§ Working data:

[Start of Attachment]

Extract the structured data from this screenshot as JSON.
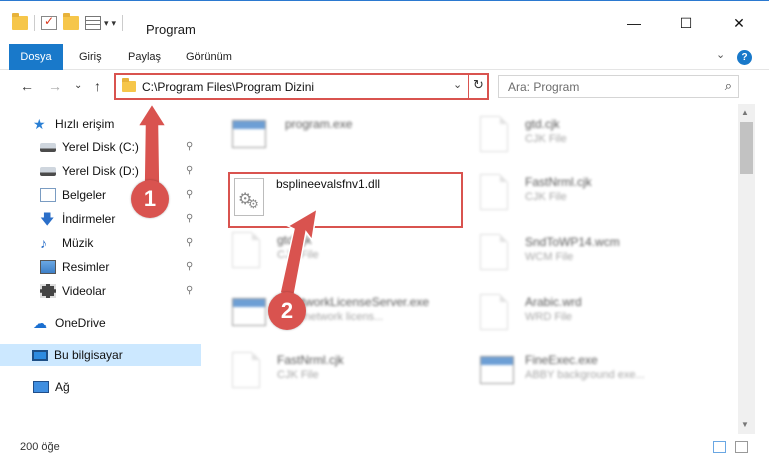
{
  "window": {
    "title": "Program",
    "minimize": "—",
    "maximize": "☐",
    "close": "✕"
  },
  "ribbon": {
    "tabs": [
      "Dosya",
      "Giriş",
      "Paylaş",
      "Görünüm"
    ],
    "expand": "⌄",
    "help": "?"
  },
  "navigation": {
    "back": "←",
    "forward": "→",
    "recent": "⌄",
    "up": "↑",
    "address": "C:\\Program Files\\Program Dizini",
    "address_chevron": "⌄",
    "refresh": "↻",
    "search_placeholder": "Ara: Program",
    "search_icon": "⌕"
  },
  "sidebar": {
    "items": [
      {
        "label": "Hızlı erişim",
        "icon": "star-icon",
        "pinned": false
      },
      {
        "label": "Yerel Disk (C:)",
        "icon": "drive-icon",
        "pinned": true
      },
      {
        "label": "Yerel Disk (D:)",
        "icon": "drive-icon",
        "pinned": true
      },
      {
        "label": "Belgeler",
        "icon": "documents-icon",
        "pinned": true
      },
      {
        "label": "İndirmeler",
        "icon": "downloads-icon",
        "pinned": true
      },
      {
        "label": "Müzik",
        "icon": "music-icon",
        "pinned": true
      },
      {
        "label": "Resimler",
        "icon": "pictures-icon",
        "pinned": true
      },
      {
        "label": "Videolar",
        "icon": "videos-icon",
        "pinned": true
      },
      {
        "label": "OneDrive",
        "icon": "onedrive-icon",
        "pinned": false
      },
      {
        "label": "Bu bilgisayar",
        "icon": "this-pc-icon",
        "pinned": false,
        "selected": true
      },
      {
        "label": "Ağ",
        "icon": "network-icon",
        "pinned": false
      }
    ],
    "pin_glyph": "📌"
  },
  "files": {
    "left": [
      {
        "name": "program.exe",
        "type": ""
      },
      {
        "name": "bsplineevalsfnv1.dll",
        "type": ""
      },
      {
        "name": "gtd.cjk",
        "type": "CJK File"
      },
      {
        "name": "...etworkLicenseServer.exe",
        "type": "...Y network licens..."
      },
      {
        "name": "FastNrml.cjk",
        "type": "CJK File"
      }
    ],
    "right": [
      {
        "name": "gtd.cjk",
        "type": "CJK File"
      },
      {
        "name": "FastNrml.cjk",
        "type": "CJK File"
      },
      {
        "name": "SndToWP14.wcm",
        "type": "WCM File"
      },
      {
        "name": "Arabic.wrd",
        "type": "WRD File"
      },
      {
        "name": "FineExec.exe",
        "type": "ABBY background exe..."
      }
    ]
  },
  "status": {
    "item_count": "200 öğe"
  },
  "annotations": {
    "badge1": "1",
    "badge2": "2",
    "accent_color": "#d9534f"
  },
  "colors": {
    "file_tab": "#1979ca",
    "selected_bg": "#cce8ff"
  }
}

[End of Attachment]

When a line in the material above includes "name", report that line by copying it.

        "name": "program.exe",
        "name": "bsplineevalsfnv1.dll",
        "name": "gtd.cjk",
        "name": "...etworkLicenseServer.exe",
        "name": "FastNrml.cjk",
        "name": "gtd.cjk",
        "name": "FastNrml.cjk",
        "name": "SndToWP14.wcm",
        "name": "Arabic.wrd",
        "name": "FineExec.exe",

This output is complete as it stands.